In an accompanying editorial, Maurizio Fava, MD, Massachusetts General Hospital, Boston, noted that the identification of a biological response to placebo exposure in patients with major depressive disorder is consistent with the view that placebo treatment can induce robust neurobiological changes in the brain.
In one of his own studies (Transl Psychiatry. 2013;e282. Doi:10.1038/tp.2013.43), Dr Fava and colleagues found that they could classify treated patients in a clinical trial of depression on the basis of each patient's propensity to respond to a given type of treatment.
The so-called D (drug)–negative, P (placebo)–negative population consists of patients who are not responsive to either active treatment or placebo, Dr Fava noted.
"In depression trials in nonresistant populations, the D-negative, P-negative group typically represents 50% of the population, based on nonresponse rates frequently observed with active treatments," he writes.
A meta-analysis of 182 antidepressant trials (Eur Neuropsychopharmacol. 2009;19:34-40) showed that the average placebo response rate with two active treatments and placebo was about 40%.
"When the placebo response rate (and therefore the D-positive, P-positive group) is 40% in a given population and the D-negative, P-negative group is 50%, this means that only 10% of patients belong to the D-positive, P-negative group, which comprises patients who respond to active treatment but not to placebo," Dr Fava observed.

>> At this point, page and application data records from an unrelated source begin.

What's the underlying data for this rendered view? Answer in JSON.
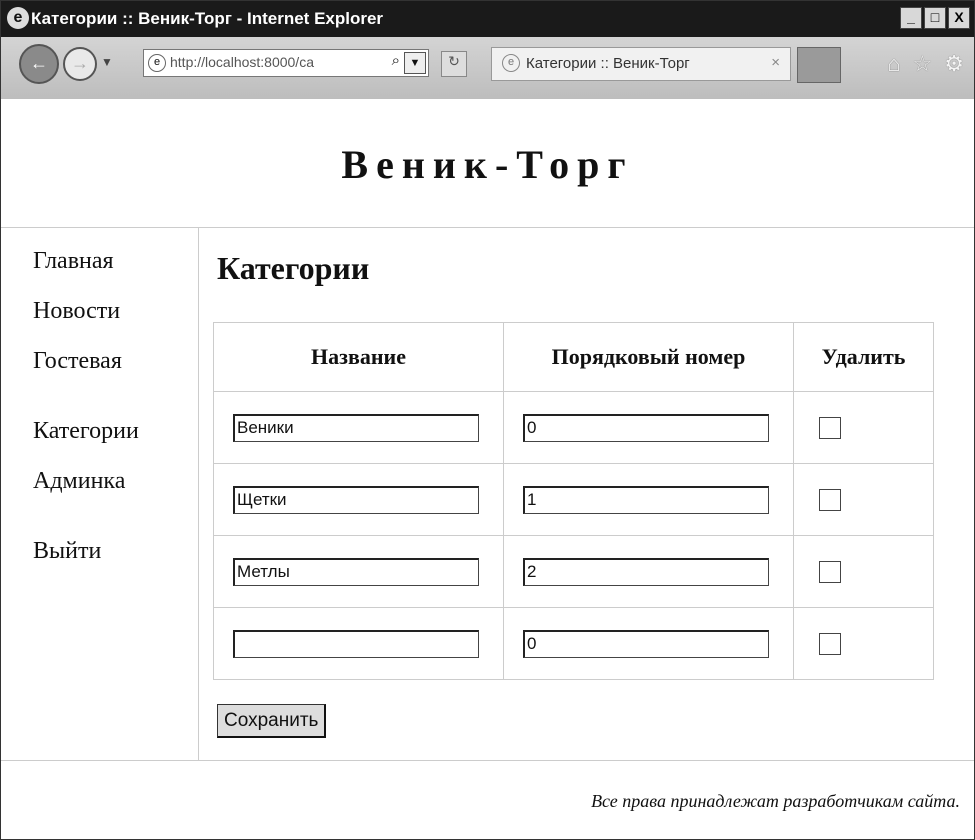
{
  "window": {
    "title": "Категории :: Веник-Торг - Internet Explorer",
    "minimize": "_",
    "maximize": "□",
    "close": "X"
  },
  "browser": {
    "address_url": "http://localhost:8000/ca",
    "tab_title": "Категории :: Веник-Торг",
    "tab_close": "×",
    "search_glyph": "⌕",
    "dropdown_glyph": "▼"
  },
  "site": {
    "title": "Веник-Торг"
  },
  "nav": {
    "items": [
      "Главная",
      "Новости",
      "Гостевая",
      "Категории",
      "Админка",
      "Выйти"
    ]
  },
  "main": {
    "heading": "Категории",
    "columns": [
      "Название",
      "Порядковый номер",
      "Удалить"
    ],
    "rows": [
      {
        "name": "Веники",
        "order": "0",
        "delete": false
      },
      {
        "name": "Щетки",
        "order": "1",
        "delete": false
      },
      {
        "name": "Метлы",
        "order": "2",
        "delete": false
      },
      {
        "name": "",
        "order": "0",
        "delete": false
      }
    ],
    "save_label": "Сохранить"
  },
  "footer": {
    "copyright": "Все права принадлежат разработчикам сайта."
  }
}
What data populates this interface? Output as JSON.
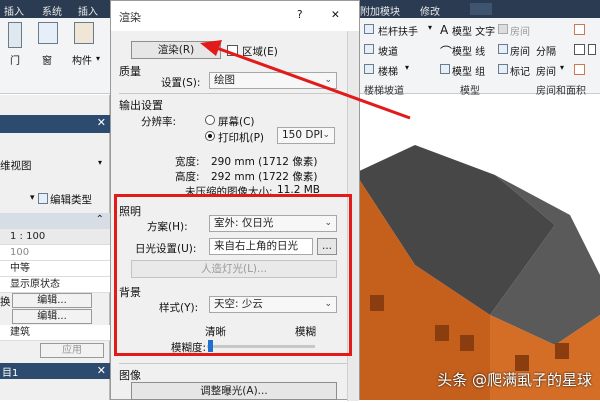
{
  "ribbon": {
    "tabs": [
      "插入",
      "系统",
      "插入"
    ],
    "tab_modify": "修改",
    "tab_addins": "附加模块",
    "buttons": {
      "door": "门",
      "window": "窗",
      "component": "构件",
      "railing": "栏杆扶手",
      "ramp": "坡道",
      "stair": "楼梯",
      "model_text": "模型 文字",
      "model_line": "模型 线",
      "model_group": "模型 组",
      "room": "房间",
      "room_sep": "房间",
      "area": "分隔",
      "tag": "标记",
      "room2": "房间"
    },
    "groups": {
      "stair_ramp": "楼梯坡道",
      "model": "模型",
      "room_area": "房间和面积"
    }
  },
  "left_panel": {
    "properties_label": "维视图",
    "edit_type": "编辑类型",
    "rows": [
      "1 : 100",
      "100",
      "中等",
      "显示原状态",
      "编辑...",
      "编辑...",
      "建筑"
    ],
    "left_cut": [
      "换"
    ],
    "apply": "应用",
    "bottom": "目1"
  },
  "dialog": {
    "title": "渲染",
    "help": "?",
    "close": "✕",
    "render_button": "渲染(R)",
    "region_label": "区域(E)",
    "quality_section": "质量",
    "setting_label": "设置(S):",
    "setting_value": "绘图",
    "output_section": "输出设置",
    "resolution_label": "分辨率:",
    "screen_label": "屏幕(C)",
    "printer_label": "打印机(P)",
    "dpi_value": "150 DPI",
    "width_label": "宽度:",
    "width_value": "290 mm (1712 像素)",
    "height_label": "高度:",
    "height_value": "292 mm (1722 像素)",
    "size_label": "未压缩的图像大小:",
    "size_value": "11.2 MB",
    "lighting_section": "照明",
    "scheme_label": "方案(H):",
    "scheme_value": "室外: 仅日光",
    "sun_label": "日光设置(U):",
    "sun_value": "来自右上角的日光",
    "sun_dots": "...",
    "artificial_button": "人造灯光(L)...",
    "background_section": "背景",
    "style_label": "样式(Y):",
    "style_value": "天空: 少云",
    "clear_label": "清晰",
    "blur_label": "模糊",
    "blur_degree_label": "模糊度:",
    "image_section": "图像",
    "exposure_button": "调整曝光(A)..."
  },
  "watermark": "头条 @爬满虱子的星球",
  "colors": {
    "highlight": "#e21a1a",
    "roof": "#4d4d4d",
    "wall": "#d2691e"
  }
}
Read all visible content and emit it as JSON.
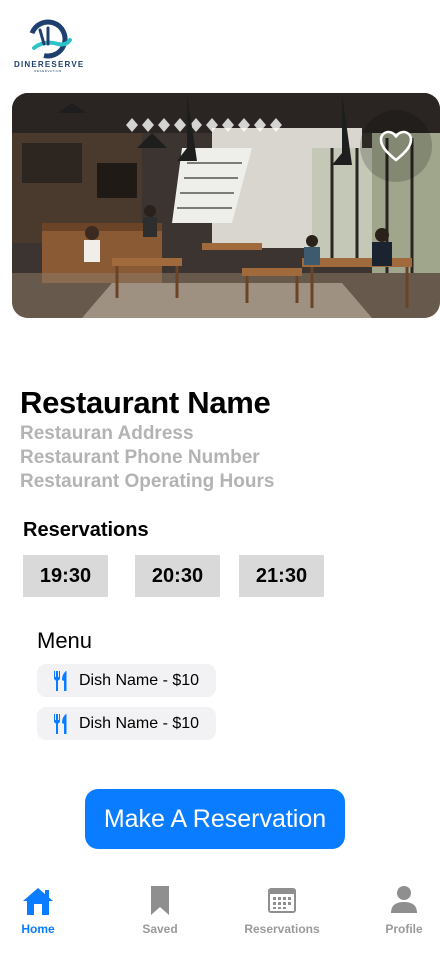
{
  "brand": {
    "name": "DINERESERVE",
    "tagline": "RESERVATION"
  },
  "restaurant": {
    "name": "Restaurant Name",
    "address": "Restauran Address",
    "phone": "Restaurant Phone Number",
    "hours": "Restaurant Operating Hours"
  },
  "reservations": {
    "title": "Reservations",
    "slots": [
      "19:30",
      "20:30",
      "21:30"
    ]
  },
  "menu": {
    "title": "Menu",
    "items": [
      {
        "label": "Dish Name - $10",
        "icon": "fork-knife-icon"
      },
      {
        "label": "Dish Name - $10",
        "icon": "fork-knife-icon"
      }
    ]
  },
  "cta": {
    "label": "Make A Reservation"
  },
  "hero": {
    "icon": "heart-icon",
    "favorited": false
  },
  "tabbar": {
    "items": [
      {
        "label": "Home",
        "icon": "home-icon",
        "active": true
      },
      {
        "label": "Saved",
        "icon": "bookmark-icon",
        "active": false
      },
      {
        "label": "Reservations",
        "icon": "calendar-icon",
        "active": false
      },
      {
        "label": "Profile",
        "icon": "person-icon",
        "active": false
      }
    ]
  },
  "colors": {
    "accent": "#0a7cff",
    "slot_bg": "#d9d9d9",
    "muted_text": "#b3b3b3",
    "chip_bg": "#f2f2f4"
  }
}
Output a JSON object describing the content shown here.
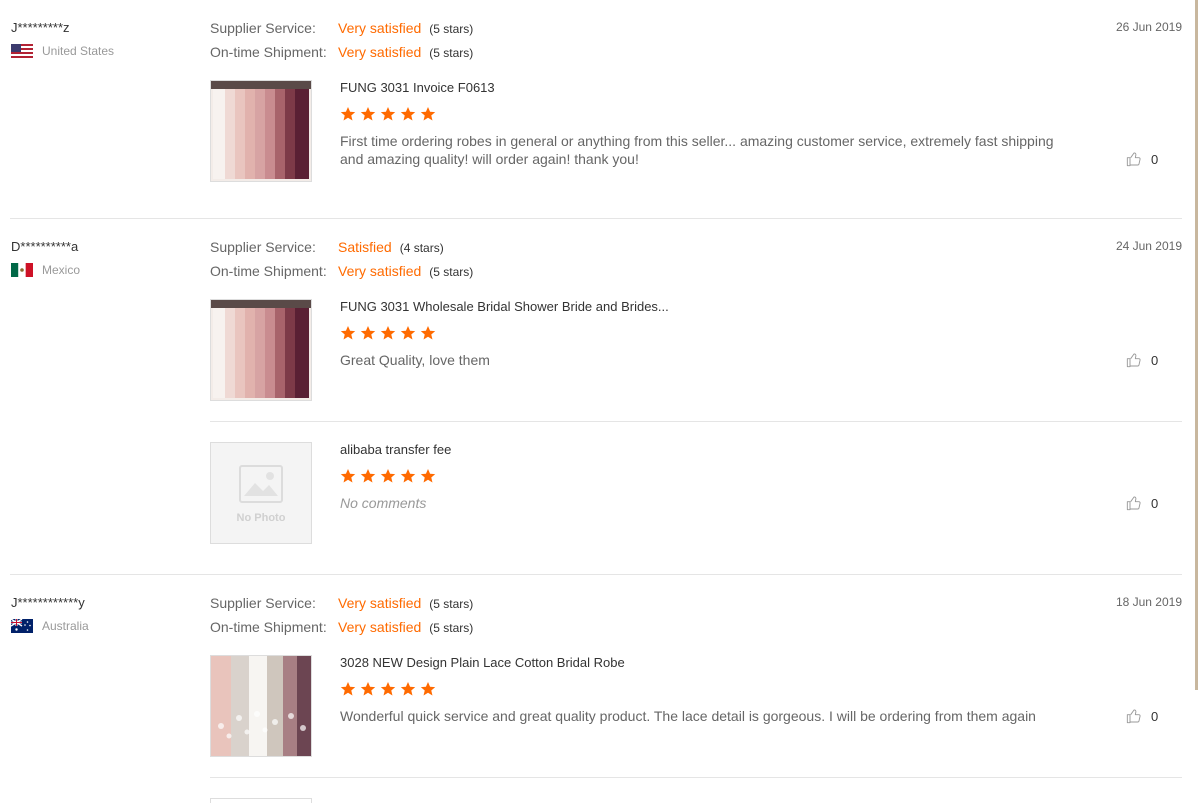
{
  "labels": {
    "supplier_service": "Supplier Service:",
    "ontime_shipment": "On-time Shipment:"
  },
  "accent_color": "#ff6a00",
  "reviews": [
    {
      "buyer": "J*********z",
      "country": "United States",
      "flag": "us-flag",
      "date": "26 Jun 2019",
      "supplier_service": {
        "value": "Very satisfied",
        "stars_text": "(5 stars)"
      },
      "ontime_shipment": {
        "value": "Very satisfied",
        "stars_text": "(5 stars)"
      },
      "items": [
        {
          "product": "FUNG 3031 Invoice F0613",
          "rating": 5,
          "comment": "First time ordering robes in general or anything from this seller... amazing customer service, extremely fast shipping and amazing quality! will order again! thank you!",
          "likes": "0",
          "image": "pink-robes-photo"
        }
      ]
    },
    {
      "buyer": "D**********a",
      "country": "Mexico",
      "flag": "mexico-flag",
      "date": "24 Jun 2019",
      "supplier_service": {
        "value": "Satisfied",
        "stars_text": "(4 stars)"
      },
      "ontime_shipment": {
        "value": "Very satisfied",
        "stars_text": "(5 stars)"
      },
      "items": [
        {
          "product": "FUNG 3031 Wholesale Bridal Shower Bride and Brides...",
          "rating": 5,
          "comment": "Great Quality, love them",
          "likes": "0",
          "image": "pink-robes-photo"
        },
        {
          "product": "alibaba transfer fee",
          "rating": 5,
          "comment": "No comments",
          "likes": "0",
          "image": "no-photo",
          "no_photo_text": "No Photo"
        }
      ]
    },
    {
      "buyer": "J************y",
      "country": "Australia",
      "flag": "australia-flag",
      "date": "18 Jun 2019",
      "supplier_service": {
        "value": "Very satisfied",
        "stars_text": "(5 stars)"
      },
      "ontime_shipment": {
        "value": "Very satisfied",
        "stars_text": "(5 stars)"
      },
      "items": [
        {
          "product": "3028 NEW Design Plain Lace Cotton Bridal Robe",
          "rating": 5,
          "comment": "Wonderful quick service and great quality product. The lace detail is gorgeous. I will be ordering from them again",
          "likes": "0",
          "image": "lace-robes-photo"
        }
      ]
    }
  ]
}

"Therefore, it is quite possible that most of the patients who responded to open-label antidepressant therapy in the Peciña et al study actually belonged to the D-positive, P-positive group," he added.
"In such case, the fact that placebo-induced endogenous opioid release...was associated with a better open-label antidepressant treatment response may be simply accounted for by the fact that the placebo response in the lead-in phase was the same type of response observed following open-label antidepressant therapy."
Dr Peciña reports no relevant financial relatinships. Dr Fava has relevant financial relationships with a wide range of pharmaceutical companies, all which have been disclosed in a conflict of interest statement published with his editorial.
Medscape Medical News © 2015 WebMD, LLC
Send comments and news tips to email@example.com.
Cite this: Placebo Effect a Major Factor in Antidepressant Response - Medscape - Oct 05, 2015.